> [THE RECORDS]:
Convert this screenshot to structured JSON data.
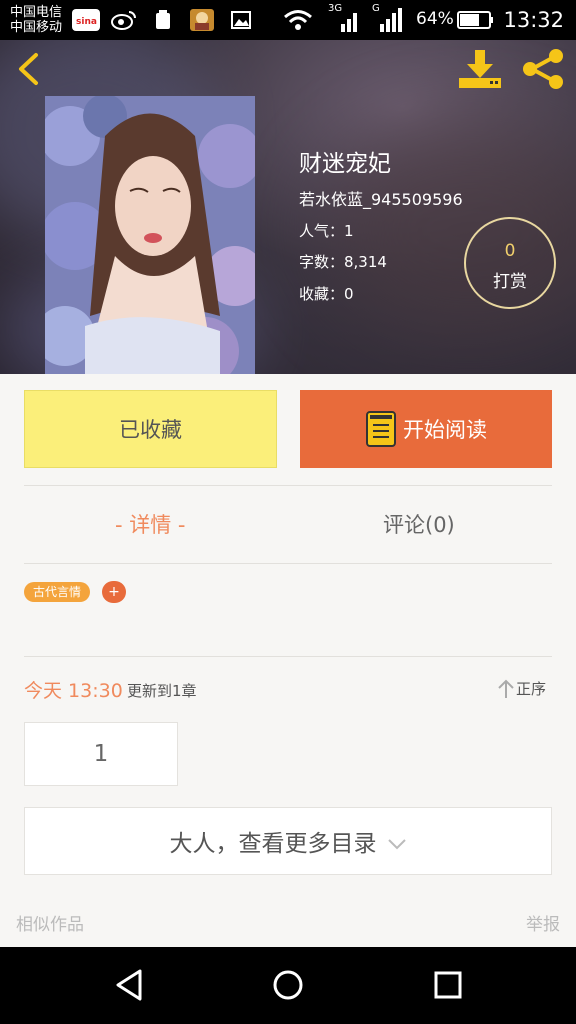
{
  "status_bar": {
    "carrier_line1": "中国电信",
    "carrier_line2": "中国移动",
    "signal_3g": "3G",
    "signal_g": "G",
    "battery": "64%",
    "time": "13:32",
    "icons": [
      "sina-icon",
      "weibo-icon",
      "recycle-icon",
      "game-icon",
      "image-icon",
      "wifi-icon",
      "signal-icon",
      "battery-icon"
    ]
  },
  "book": {
    "title": "财迷宠妃",
    "author": "若水依蓝_945509596",
    "popularity": "人气：1",
    "word_count": "字数：8,314",
    "favorites": "收藏：0"
  },
  "reward": {
    "count": "0",
    "label": "打赏"
  },
  "actions": {
    "favorite": "已收藏",
    "read": "开始阅读"
  },
  "tabs": {
    "detail": "- 详情 -",
    "comments": "评论(0)"
  },
  "tags": {
    "genre": "古代言情",
    "add": "+"
  },
  "update": {
    "time": "今天 13:30",
    "info": "更新到1章",
    "sort": "正序"
  },
  "chapter": {
    "number": "1"
  },
  "more_catalog": "大人，查看更多目录",
  "footer": {
    "similar": "相似作品",
    "report": "举报"
  },
  "colors": {
    "accent": "#e86b3b",
    "favorite_bg": "#fbef7a",
    "tab_active": "#f08a5d",
    "tag": "#f4a43c"
  }
}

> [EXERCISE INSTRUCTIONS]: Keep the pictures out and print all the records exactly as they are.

> [ANSWER TO THIS PROBLEM]:
Convert this screenshot to structured JSON data.
{
  "status_bar": {
    "carrier_line1": "中国电信",
    "carrier_line2": "中国移动",
    "signal_3g": "3G",
    "signal_g": "G",
    "battery": "64%",
    "time": "13:32",
    "icons": [
      "sina-icon",
      "weibo-icon",
      "recycle-icon",
      "game-icon",
      "image-icon",
      "wifi-icon",
      "signal-icon",
      "battery-icon"
    ]
  },
  "book": {
    "title": "财迷宠妃",
    "author": "若水依蓝_945509596",
    "popularity": "人气：1",
    "word_count": "字数：8,314",
    "favorites": "收藏：0"
  },
  "reward": {
    "count": "0",
    "label": "打赏"
  },
  "actions": {
    "favorite": "已收藏",
    "read": "开始阅读"
  },
  "tabs": {
    "detail": "- 详情 -",
    "comments": "评论(0)"
  },
  "tags": {
    "genre": "古代言情",
    "add": "+"
  },
  "update": {
    "time": "今天 13:30",
    "info": "更新到1章",
    "sort": "正序"
  },
  "chapter": {
    "number": "1"
  },
  "more_catalog": "大人，查看更多目录",
  "footer": {
    "similar": "相似作品",
    "report": "举报"
  },
  "colors": {
    "accent": "#e86b3b",
    "favorite_bg": "#fbef7a",
    "tab_active": "#f08a5d",
    "tag": "#f4a43c"
  }
}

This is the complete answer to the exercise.